A pair of postcard views of the princess
View link Here are a few interior photos.
The real estate is probably just too expensive there. If it weren’t, I would imagine someone like Village would jump on it.
This is because the stage at the Chicago is rather shallow, compared to the Oriental, which had its stage expanded into an adjacent building, or the Palace, which just had a deeper stage to begin with, since it was built as a premiere vaudeville house. Of course, never say never- after all, Todd Rundgren will be playing a concert at the Oriental soon, and I don’t believe anyone’s played there before.
The Dillinger alley is still there, the buildings around it have just changed. View link This shows a diagram of the Dillinger Shooting; the grocery was demolished recently and a coldstone and qdoba now occupy its site. The 3 Penny is still there, twinned. As far as I know, the only theatre just off Argyle was the Argmore, but that closed in the 50s. Perhaps you’re thinking of the Bryn Mawr, directly next to the Bryn Mawr stop? The Century Centre, and all the other theatres you mention are all listed on this site.
Address: 119 N Clark St
Inner City Entertainment ran the Hyde Park after Meridian, which ICE held a stake in.
The Chicago Tribune’s March 13 Arts & Entertainment section contains an article detailing Harold Zook, the Pickwick’s architect. It is available at View link . Registration not required, but I expect that it will only be up temporarily.
A currency exchange now occupies the site.
The site is now a parking lot.
Jazz Age Chicago shows this as having been called the ‘Halster’, although I imagine that is a typo. Status should be changed to demolished.
Here is a photo of the theatre with the neon lit.
Oh, that’s good to hear. I never got around to seeing a movie there when it was open.
Based on location. Skokie has had 31 Screens built in the last few years. Also i’ve heard rumblings that a retirement home may be built there. The location is in downtown skokie, and it’s prime for redevelopment, with a good amount of open space. Also of note is that the theater was run by Jim Burrows, who operates the 3 Penny and in the past has operated many old theatres on the north side.
Here is a news clipping of the destruction of the Elm.
Here is the new link for the Skokie as the Niles Center, here here in context, and Here is how it looked in 1963. At closing, it looked largely the same, except that all neon was removed, as were the “Skokie” signs.
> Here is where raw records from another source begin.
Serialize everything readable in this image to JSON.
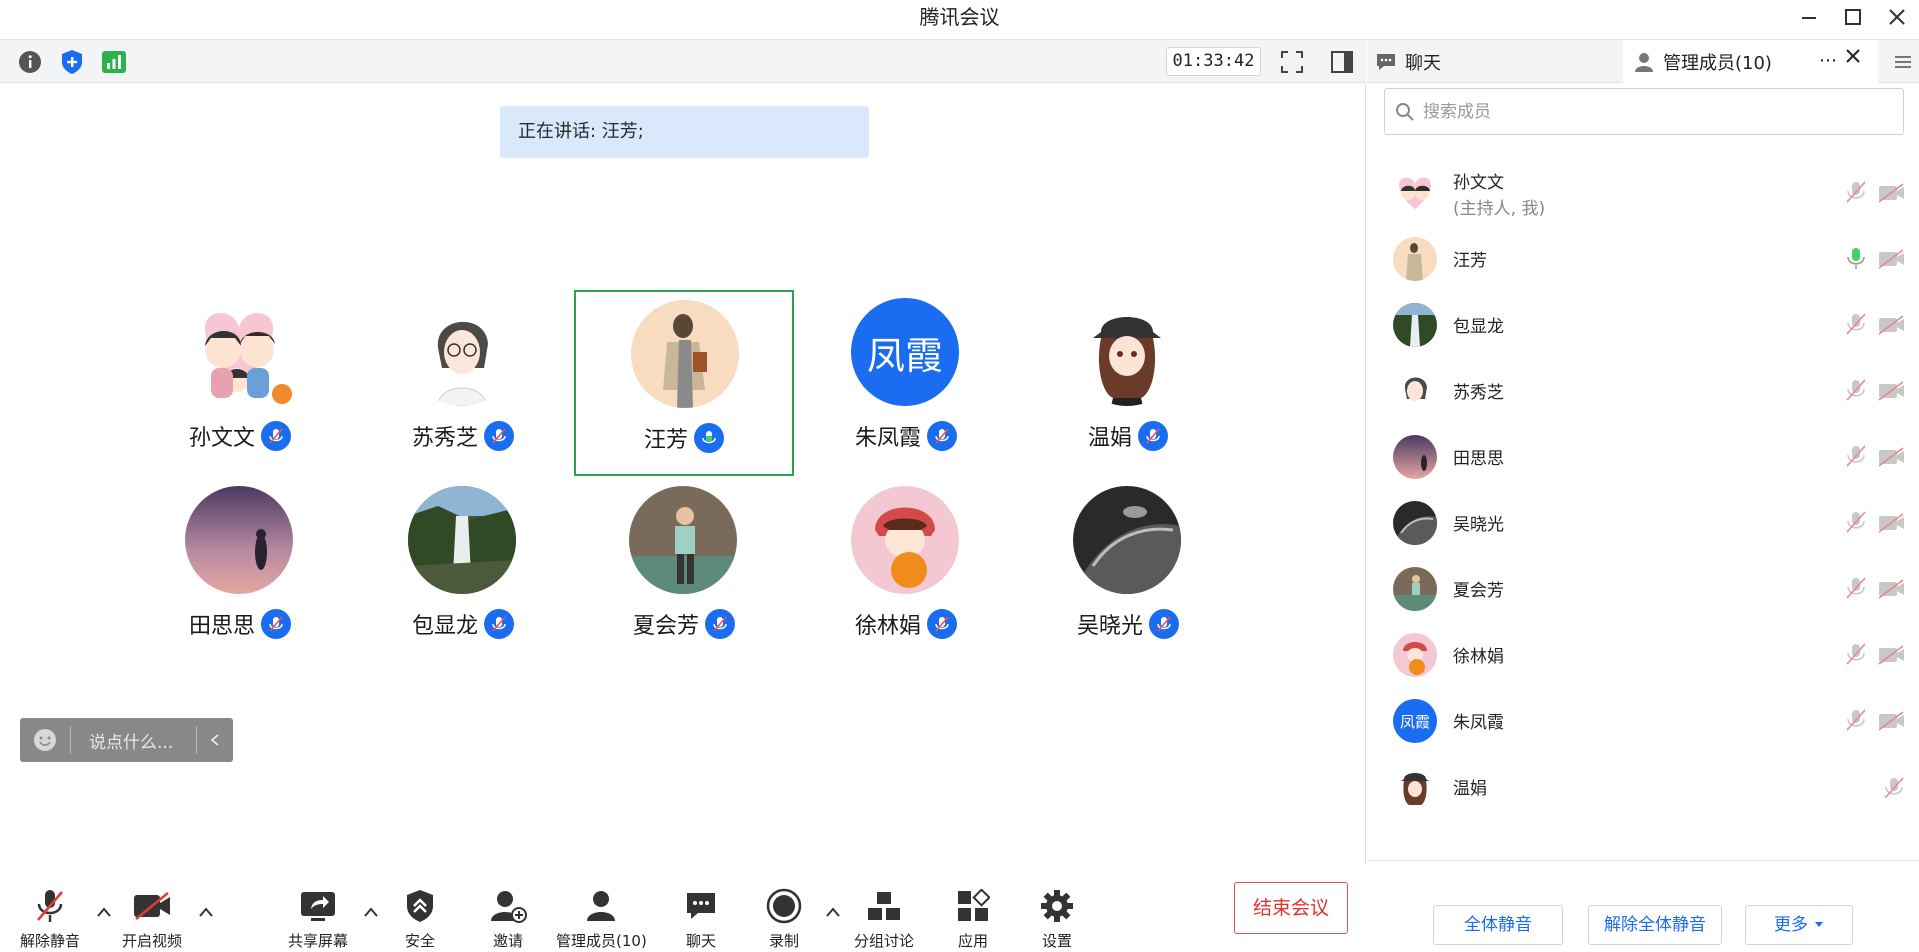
{
  "window": {
    "title": "腾讯会议"
  },
  "meeting": {
    "timer": "01:33:42",
    "speaking_label": "正在讲话: 汪芳;"
  },
  "participants": [
    {
      "name": "孙文文"
    },
    {
      "name": "苏秀芝"
    },
    {
      "name": "汪芳"
    },
    {
      "name": "朱凤霞",
      "avatar_text": "凤霞"
    },
    {
      "name": "温娟"
    },
    {
      "name": "田思思"
    },
    {
      "name": "包显龙"
    },
    {
      "name": "夏会芳"
    },
    {
      "name": "徐林娟"
    },
    {
      "name": "吴晓光"
    }
  ],
  "chat_input": {
    "placeholder": "说点什么..."
  },
  "toolbar": {
    "unmute": "解除静音",
    "start_video": "开启视频",
    "share_screen": "共享屏幕",
    "security": "安全",
    "invite": "邀请",
    "manage_members": "管理成员(10)",
    "chat": "聊天",
    "record": "录制",
    "breakout": "分组讨论",
    "apps": "应用",
    "settings": "设置",
    "end_meeting": "结束会议"
  },
  "panel": {
    "tab_chat": "聊天",
    "tab_members": "管理成员(10)",
    "search_placeholder": "搜索成员",
    "members": [
      {
        "name": "孙文文",
        "sub": "(主持人, 我)"
      },
      {
        "name": "汪芳"
      },
      {
        "name": "包显龙"
      },
      {
        "name": "苏秀芝"
      },
      {
        "name": "田思思"
      },
      {
        "name": "吴晓光"
      },
      {
        "name": "夏会芳"
      },
      {
        "name": "徐林娟"
      },
      {
        "name": "朱凤霞",
        "avatar_text": "凤霞"
      },
      {
        "name": "温娟"
      }
    ],
    "mute_all": "全体静音",
    "unmute_all": "解除全体静音",
    "more": "更多"
  },
  "colors": {
    "accent": "#1a6cf0",
    "speaking_border": "#2ba24c",
    "end_red": "#d33333"
  }
}
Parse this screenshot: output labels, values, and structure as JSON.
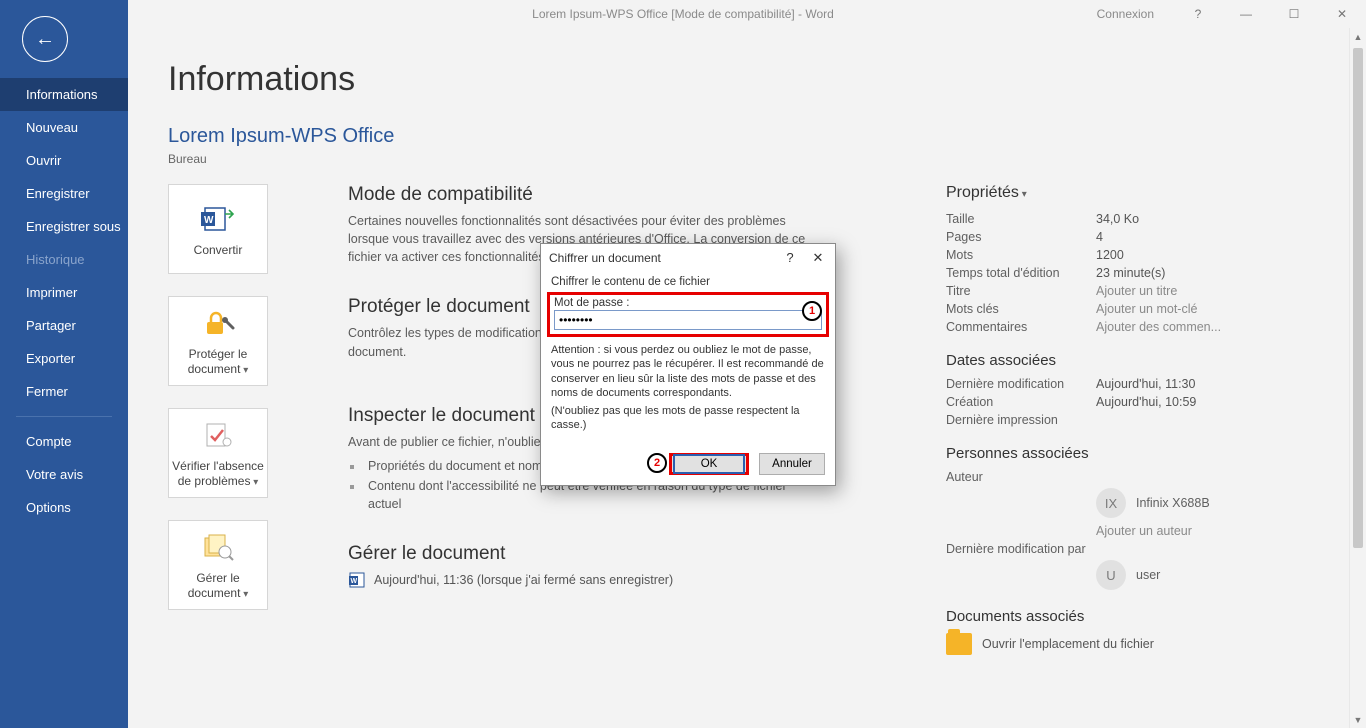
{
  "titlebar": {
    "title": "Lorem Ipsum-WPS Office [Mode de compatibilité]  -  Word",
    "signin": "Connexion"
  },
  "sidebar": {
    "items": [
      {
        "label": "Informations",
        "active": true
      },
      {
        "label": "Nouveau"
      },
      {
        "label": "Ouvrir"
      },
      {
        "label": "Enregistrer"
      },
      {
        "label": "Enregistrer sous"
      },
      {
        "label": "Historique",
        "disabled": true
      },
      {
        "label": "Imprimer"
      },
      {
        "label": "Partager"
      },
      {
        "label": "Exporter"
      },
      {
        "label": "Fermer"
      }
    ],
    "lower": [
      {
        "label": "Compte"
      },
      {
        "label": "Votre avis"
      },
      {
        "label": "Options"
      }
    ]
  },
  "page": {
    "heading": "Informations",
    "doc_title": "Lorem Ipsum-WPS Office",
    "location": "Bureau"
  },
  "sections": {
    "compat": {
      "tile": "Convertir",
      "title": "Mode de compatibilité",
      "body": "Certaines nouvelles fonctionnalités sont désactivées pour éviter des problèmes lorsque vous travaillez avec des versions antérieures d'Office. La conversion de ce fichier va activer ces fonctionnalités, mais ris..."
    },
    "protect": {
      "tile": "Protéger le document",
      "title": "Protéger le document",
      "body": "Contrôlez les types de modifications que les autres personnes peuvent apporter à ce document."
    },
    "inspect": {
      "tile": "Vérifier l'absence de problèmes",
      "title": "Inspecter le document",
      "body_lead": "Avant de publier ce fichier, n'oubliez pas qu'il contient les informations suivantes :",
      "li1": "Propriétés du document et nom de l'auteur",
      "li2": "Contenu dont l'accessibilité ne peut être vérifiée en raison du type de fichier actuel"
    },
    "manage": {
      "tile": "Gérer le document",
      "title": "Gérer le document",
      "history": "Aujourd'hui, 11:36 (lorsque j'ai fermé sans enregistrer)"
    }
  },
  "props": {
    "heading": "Propriétés",
    "size_k": "Taille",
    "size_v": "34,0 Ko",
    "pages_k": "Pages",
    "pages_v": "4",
    "words_k": "Mots",
    "words_v": "1200",
    "time_k": "Temps total d'édition",
    "time_v": "23 minute(s)",
    "title_k": "Titre",
    "title_v": "Ajouter un titre",
    "tags_k": "Mots clés",
    "tags_v": "Ajouter un mot-clé",
    "comments_k": "Commentaires",
    "comments_v": "Ajouter des commen...",
    "dates_heading": "Dates associées",
    "modified_k": "Dernière modification",
    "modified_v": "Aujourd'hui, 11:30",
    "created_k": "Création",
    "created_v": "Aujourd'hui, 10:59",
    "printed_k": "Dernière impression",
    "printed_v": "",
    "persons_heading": "Personnes associées",
    "author_k": "Auteur",
    "author_initials": "IX",
    "author_name": "Infinix X688B",
    "add_author": "Ajouter un auteur",
    "lastmodby_k": "Dernière modification par",
    "lastmodby_initials": "U",
    "lastmodby_name": "user",
    "docs_heading": "Documents associés",
    "open_location": "Ouvrir l'emplacement du fichier"
  },
  "dialog": {
    "title": "Chiffrer un document",
    "subtitle": "Chiffrer le contenu de ce fichier",
    "pw_label": "Mot de passe :",
    "pw_value": "••••••••",
    "warning": "Attention : si vous perdez ou oubliez le mot de passe, vous ne pourrez pas le récupérer. Il est recommandé de conserver en lieu sûr la liste des mots de passe et des noms de documents correspondants.",
    "note": "(N'oubliez pas que les mots de passe respectent la casse.)",
    "ok": "OK",
    "cancel": "Annuler",
    "annot1": "1",
    "annot2": "2"
  }
}
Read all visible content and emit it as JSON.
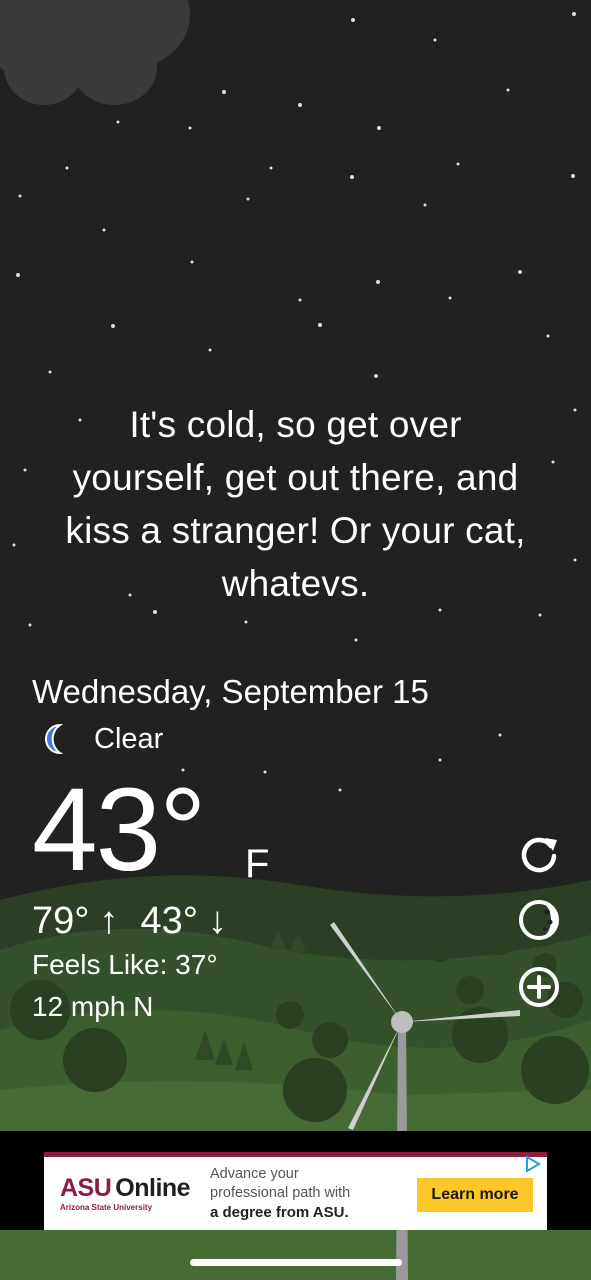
{
  "message": {
    "line1": "It's cold, so get over",
    "line2": "yourself, get out there, and",
    "line3": "kiss a stranger! Or your cat,",
    "line4": "whatevs."
  },
  "weather": {
    "date": "Wednesday, September 15",
    "condition": "Clear",
    "condition_icon": "moon-icon",
    "temperature": "43°",
    "unit": "F",
    "high": "79°",
    "low": "43°",
    "high_arrow": "↑",
    "low_arrow": "↓",
    "feels_like": "Feels Like: 37°",
    "wind": "12 mph N"
  },
  "actions": {
    "refresh_icon": "refresh-icon",
    "moon_phase_icon": "moon-phase-icon",
    "add_icon": "add-icon"
  },
  "ad": {
    "logo_primary": "ASU",
    "logo_secondary": "Online",
    "logo_sub": "Arizona State University",
    "copy_line1": "Advance your",
    "copy_line2": "professional path with",
    "copy_line3": "a degree from ASU.",
    "cta": "Learn more",
    "brand_color": "#8c1d40",
    "cta_color": "#ffc627"
  },
  "colors": {
    "sky": "#212121",
    "hills": "#3d5a2e",
    "text": "#ffffff",
    "moon": "#3f7ad6"
  }
}
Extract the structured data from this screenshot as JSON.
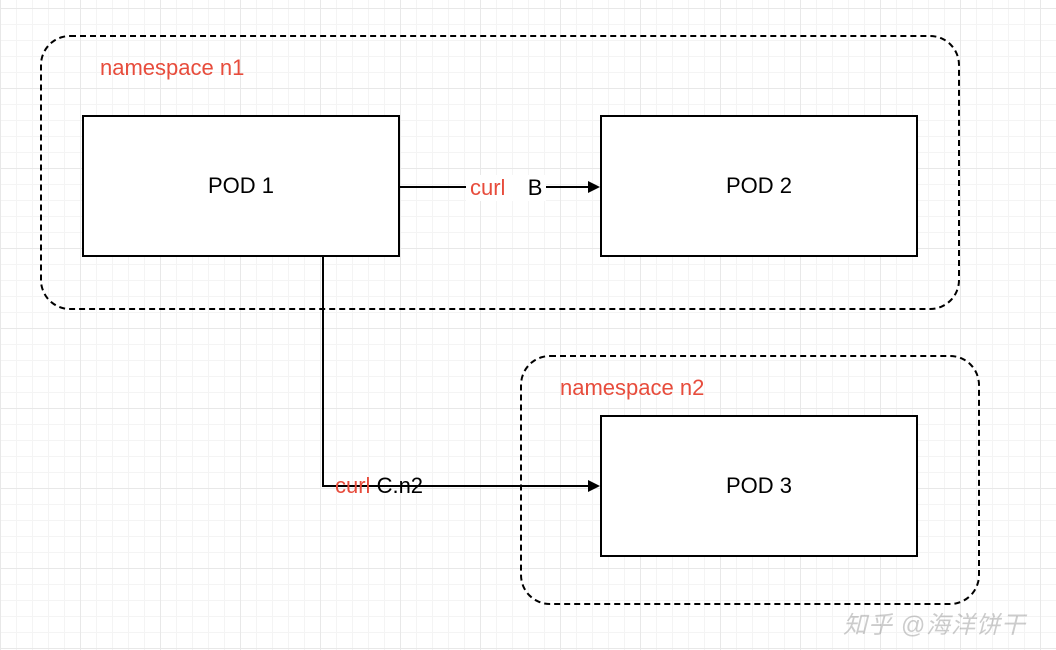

The marquee was painted burgandy with cream highlights to match the facade. Recent photos are on Cinematour. It seems quite likely that it will be demolished.
I would imagine South Park was coined because King Drive used to be known as South Parkway, and before that Grand Boulevard, so with the new name came the neighborhood name.
Here is a postcard from shortly after the theatre’s opening showing the original flush marquees
Here is a view of a fire department drill being conducted behind the theater by the Skokie Fire Dept in the 60s.
The new link is here
This is the new URL for the photo of the prospect’s demolition.
The Mount Prospect Cinema billymac refers to was located at Rand & Central. It was a triplex and is now the Bristol Court Banquet Hall, 828 East Rand Road.
Yeah, it is strange. I’ve never been there, maybe you have to enter through the mall lot entrance? But anyway, the Cicero address on google brings up all sorts of listings for stores in the mall, but the 77th address only shows the theater, so I would imagine it’s correct. Unless it’s somehow carried over from one of the predecessor theaters, but I doubt that.
I understand that, and it is indeed the listed address, and included in newspaper listings, but the street address is 4440 W 77th. The distinction becomes apparent if you run a search on either address.
Theatre address is 4440 W 77th St. 7601 S Cicero is the given address of the entire mall.